We spoke with people we met about this area of Washington and learned that although it has not yet reached the outrageousness of Seattle in terms of traffic and real estate madness (people in Seattle reportedly receive multiple offers well over asking price within days of listing their homes), folks from Seattle are moving to this location  (Bellingham and surrounding area)  and commuting to work  (both real-time and virtual commuting).

We spent several days exploring the communities of Anacortes and La Conner, both seaside towns.  Coming from Michigan and appreciating the beauty of the Great Lakes, we are also always enthralled by oceans and ocean bays as saltier and larger versions of the water we have come to love - nay, feel bonded to - over the many years of living in the midwest. Some of the huge differences between this shoreline in Washington and what we are accustomed to in Michigan are: rocky shoreline vs sandy shoreline, 6-9 foot tides compared to negligible tides, varied marine life detritus on beaches vs the occasional dead fish on Lake Michigan beaches.  But the water - AH, the magic of the water, the power of the water, THAT is similar!  That makes us feel at home in an area far from home.

Here are some of the scenes that have endeared this area of the country to us.:
Bridge from Anacortes to Whidbey Island

Harbor in Anacortes

Washington Park outside Anacortes 
Washington Park.  We ate lunch looking at this scene
Washington Park.  This pair of Bald Eagles was calmly perched just below where we were eating our lunch.
Semiahmoo Park, Blaine, WA

Scotch Broom - considered an invasive plant in this part of the U.S. - but what a beautiful nuisance !

Monday, May 22, 2017

Pacific City, Oregon

Landing again in Pacific City, Oregon several days ago for a two-day stay was a return to a place from which we have a number of fond memories with family and friends on past visits: walking the amazing beach; the view of surfers against the background of Haystack Rock; clamming (we watched several years ago in amazement as a friend found and dug the clams, we cooked them, then all joined in the eating); an home-made sushi feast a few years back; a "welcome here" salmon dinner just a few months ago prepared on the fly by son John; sharing beer and conversation at a local bar, and coffee and breakfast in a local eatery after a storm took out the electricity in most of the surrounding area.

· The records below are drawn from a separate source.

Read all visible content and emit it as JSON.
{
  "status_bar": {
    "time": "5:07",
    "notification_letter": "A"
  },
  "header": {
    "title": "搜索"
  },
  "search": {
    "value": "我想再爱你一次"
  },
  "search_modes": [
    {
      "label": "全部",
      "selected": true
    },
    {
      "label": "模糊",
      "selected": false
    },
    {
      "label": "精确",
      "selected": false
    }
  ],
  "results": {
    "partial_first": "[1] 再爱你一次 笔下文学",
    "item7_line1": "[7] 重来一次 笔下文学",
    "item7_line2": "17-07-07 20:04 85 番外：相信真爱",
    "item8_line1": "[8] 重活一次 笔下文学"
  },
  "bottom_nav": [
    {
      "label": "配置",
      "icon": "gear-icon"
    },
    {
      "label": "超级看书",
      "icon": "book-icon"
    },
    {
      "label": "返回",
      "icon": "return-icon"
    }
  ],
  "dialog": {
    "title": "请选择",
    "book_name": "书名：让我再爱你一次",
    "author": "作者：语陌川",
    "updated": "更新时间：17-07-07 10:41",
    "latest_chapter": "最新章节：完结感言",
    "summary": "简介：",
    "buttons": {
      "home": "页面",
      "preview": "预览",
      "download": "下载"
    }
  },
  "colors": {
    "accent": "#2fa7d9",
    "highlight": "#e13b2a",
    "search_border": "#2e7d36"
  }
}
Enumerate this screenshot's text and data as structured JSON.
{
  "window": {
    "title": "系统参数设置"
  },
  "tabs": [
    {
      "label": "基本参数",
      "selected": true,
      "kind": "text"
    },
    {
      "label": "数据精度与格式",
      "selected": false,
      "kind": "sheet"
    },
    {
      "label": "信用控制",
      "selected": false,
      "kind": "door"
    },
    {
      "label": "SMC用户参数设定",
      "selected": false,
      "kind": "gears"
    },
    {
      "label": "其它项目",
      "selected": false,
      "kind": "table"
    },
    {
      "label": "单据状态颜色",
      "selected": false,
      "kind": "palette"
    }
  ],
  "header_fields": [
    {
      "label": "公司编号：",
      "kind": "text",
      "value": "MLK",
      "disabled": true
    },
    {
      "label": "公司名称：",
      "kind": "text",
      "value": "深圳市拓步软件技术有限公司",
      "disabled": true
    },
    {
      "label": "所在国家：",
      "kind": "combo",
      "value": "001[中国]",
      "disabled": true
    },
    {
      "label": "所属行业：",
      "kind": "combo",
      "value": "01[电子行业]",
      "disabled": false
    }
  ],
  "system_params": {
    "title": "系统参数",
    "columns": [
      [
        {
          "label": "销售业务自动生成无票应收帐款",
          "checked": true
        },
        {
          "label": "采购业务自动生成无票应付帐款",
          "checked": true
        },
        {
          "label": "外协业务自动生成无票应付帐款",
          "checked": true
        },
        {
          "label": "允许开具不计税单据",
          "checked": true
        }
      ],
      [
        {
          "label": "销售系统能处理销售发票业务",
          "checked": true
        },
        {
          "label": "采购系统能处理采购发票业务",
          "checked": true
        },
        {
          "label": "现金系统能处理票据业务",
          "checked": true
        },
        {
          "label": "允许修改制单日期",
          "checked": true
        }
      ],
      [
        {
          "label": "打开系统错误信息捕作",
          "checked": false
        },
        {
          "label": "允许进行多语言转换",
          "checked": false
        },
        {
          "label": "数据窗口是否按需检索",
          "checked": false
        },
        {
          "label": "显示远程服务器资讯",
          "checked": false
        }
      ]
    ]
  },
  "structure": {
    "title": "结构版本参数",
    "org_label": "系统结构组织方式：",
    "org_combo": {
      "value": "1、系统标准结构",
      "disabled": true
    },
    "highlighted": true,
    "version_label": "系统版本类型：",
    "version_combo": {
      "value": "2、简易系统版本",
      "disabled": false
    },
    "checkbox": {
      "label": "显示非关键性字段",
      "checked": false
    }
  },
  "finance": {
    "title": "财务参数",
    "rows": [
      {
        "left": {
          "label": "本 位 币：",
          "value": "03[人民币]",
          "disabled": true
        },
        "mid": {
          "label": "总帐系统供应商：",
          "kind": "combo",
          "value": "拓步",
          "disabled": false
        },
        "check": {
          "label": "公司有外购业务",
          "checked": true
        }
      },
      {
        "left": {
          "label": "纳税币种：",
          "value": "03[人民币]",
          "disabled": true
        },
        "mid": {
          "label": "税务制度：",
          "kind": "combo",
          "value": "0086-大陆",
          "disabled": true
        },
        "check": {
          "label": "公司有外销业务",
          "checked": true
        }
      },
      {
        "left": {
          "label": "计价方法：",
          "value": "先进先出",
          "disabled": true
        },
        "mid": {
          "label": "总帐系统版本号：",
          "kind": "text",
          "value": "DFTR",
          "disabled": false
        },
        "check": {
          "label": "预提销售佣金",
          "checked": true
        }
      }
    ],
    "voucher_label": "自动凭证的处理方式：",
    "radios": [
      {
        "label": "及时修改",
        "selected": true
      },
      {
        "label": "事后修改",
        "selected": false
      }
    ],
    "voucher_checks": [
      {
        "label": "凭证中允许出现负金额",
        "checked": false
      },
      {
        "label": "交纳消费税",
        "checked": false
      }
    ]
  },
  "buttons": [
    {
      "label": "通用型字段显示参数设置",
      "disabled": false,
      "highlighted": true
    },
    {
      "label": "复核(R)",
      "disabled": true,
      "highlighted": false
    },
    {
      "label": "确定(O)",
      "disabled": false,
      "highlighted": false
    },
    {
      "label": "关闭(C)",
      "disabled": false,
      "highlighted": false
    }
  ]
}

Things are changing here, new buildings going up, new businesses sprouting; while it's good to see a small town be healthy and vibrant, I worry that the type of building and new businesses coming to Pacific City will make it forever lose its small beach town charm and personality.  In reviewing the photos I took while visiting here, I realized I stayed clear of documenting any of the incipient growth taking place around me; I turned my back to it all and just took photos of the places that made this town dear to my heart.


This trip we had the opportunity to experience a totally different aspect of this region - its rivers.  Our son took us on a brief rafting trip on the Wilson River, which we had seen briefly in passing by short sections of it on the road to Pacific City.  Experiencing it from the water, rather than the road, was amazing! I LOVE, love, love the forests of this area: the huge old trees hung heavily with mosses of various types, the underbrush heavy with ferns, the numerous small streams and waterfalls emptying into the river, bubbling over mossy rock beds. I cannot help but expect fairies and gnomes to appear at the riverside as we glide by.  But those fairytale figures eluded us, instead we passed a few fishermen who were experiencing a beautiful, sunny day with no fish to speak of.
Starting the launch down a steep bank

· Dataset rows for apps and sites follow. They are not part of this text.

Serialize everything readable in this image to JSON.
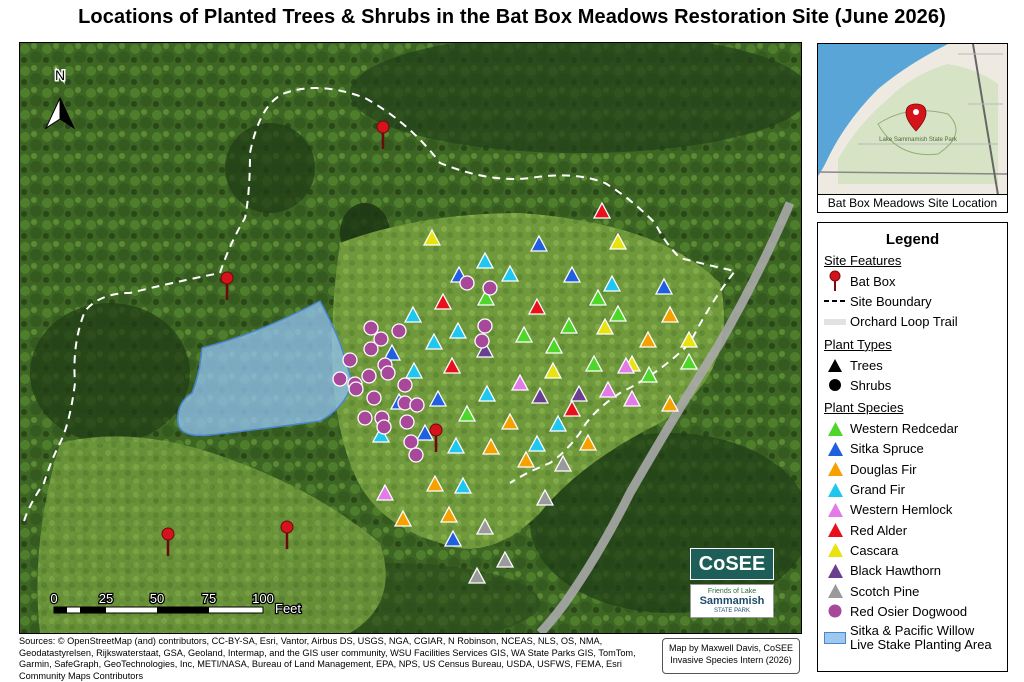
{
  "title": "Locations of Planted Trees & Shrubs in the Bat Box Meadows Restoration Site (June 2026)",
  "north_arrow": "N",
  "scale_bar": {
    "ticks": [
      "0",
      "25",
      "50",
      "75",
      "100"
    ],
    "unit": "Feet"
  },
  "inset": {
    "caption": "Bat Box Meadows Site Location",
    "park_label": "Lake Sammamish State Park"
  },
  "legend": {
    "title": "Legend",
    "site_features_heading": "Site Features",
    "site_features": [
      {
        "symbol": "bat-box-pin",
        "label": "Bat Box"
      },
      {
        "symbol": "dashed-line",
        "label": "Site Boundary"
      },
      {
        "symbol": "trail-line",
        "label": "Orchard Loop Trail"
      }
    ],
    "plant_types_heading": "Plant Types",
    "plant_types": [
      {
        "symbol": "triangle",
        "label": "Trees"
      },
      {
        "symbol": "circle",
        "label": "Shrubs"
      }
    ],
    "plant_species_heading": "Plant Species",
    "plant_species": [
      {
        "label": "Western Redcedar",
        "color": "#4fd62a",
        "shape": "triangle"
      },
      {
        "label": "Sitka Spruce",
        "color": "#1f5fe0",
        "shape": "triangle"
      },
      {
        "label": "Douglas Fir",
        "color": "#f5a200",
        "shape": "triangle"
      },
      {
        "label": "Grand Fir",
        "color": "#1fc6f0",
        "shape": "triangle"
      },
      {
        "label": "Western Hemlock",
        "color": "#e27ae8",
        "shape": "triangle"
      },
      {
        "label": "Red Alder",
        "color": "#e8101a",
        "shape": "triangle"
      },
      {
        "label": "Cascara",
        "color": "#e8e20e",
        "shape": "triangle"
      },
      {
        "label": "Black Hawthorn",
        "color": "#6b3f8f",
        "shape": "triangle"
      },
      {
        "label": "Scotch Pine",
        "color": "#9a9a9a",
        "shape": "triangle"
      },
      {
        "label": "Red Osier Dogwood",
        "color": "#a8489a",
        "shape": "circle"
      },
      {
        "label": "Sitka & Pacific Willow Live Stake Planting Area",
        "color": "#9ec8ef",
        "shape": "polygon"
      }
    ]
  },
  "logos": {
    "cosee": "CoSEE",
    "friends_small": "Friends of Lake",
    "friends_big": "Sammamish",
    "friends_state_park": "STATE PARK"
  },
  "credit": {
    "line1": "Map by Maxwell Davis, CoSEE",
    "line2": "Invasive Species Intern (2026)"
  },
  "sources": "Sources: © OpenStreetMap (and) contributors, CC-BY-SA, Esri, Vantor, Airbus DS, USGS, NGA, CGIAR, N Robinson, NCEAS, NLS, OS, NMA, Geodatastyrelsen, Rijkswaterstaat, GSA, Geoland, Intermap, and the GIS user community, WSU Facilities Services GIS, WA State Parks GIS, TomTom, Garmin, SafeGraph, GeoTechnologies, Inc, METI/NASA, Bureau of Land Management, EPA, NPS, US Census Bureau, USDA, USFWS, FEMA, Esri Community Maps Contributors",
  "colors": {
    "vegetation_dark": "#2c4a1c",
    "vegetation_mid": "#4f7a2c",
    "vegetation_light": "#7fa64a",
    "willow_area": "#8fc0ee",
    "trail": "#a9a9a9",
    "bat_box": "#d4141a"
  }
}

And....the raft is in the water!

I could live here..... 
Little streams rushing into the river...
Moss-covered rocks, small and (in this case) beautiful!

HUGE, moss-covered, wind-formed old tree - SO beautiful (the photo does not do it justice).
Hard to see in the photo, but this tree spans the area where the water has washed away the sand between roots so that the tree is in effect sending down roots on each side of the rushing water; the tree bark is covered with mosses and ferns.
THANK YOU JOHN H. GREENFIELD for being our host, our guide and wonderful son!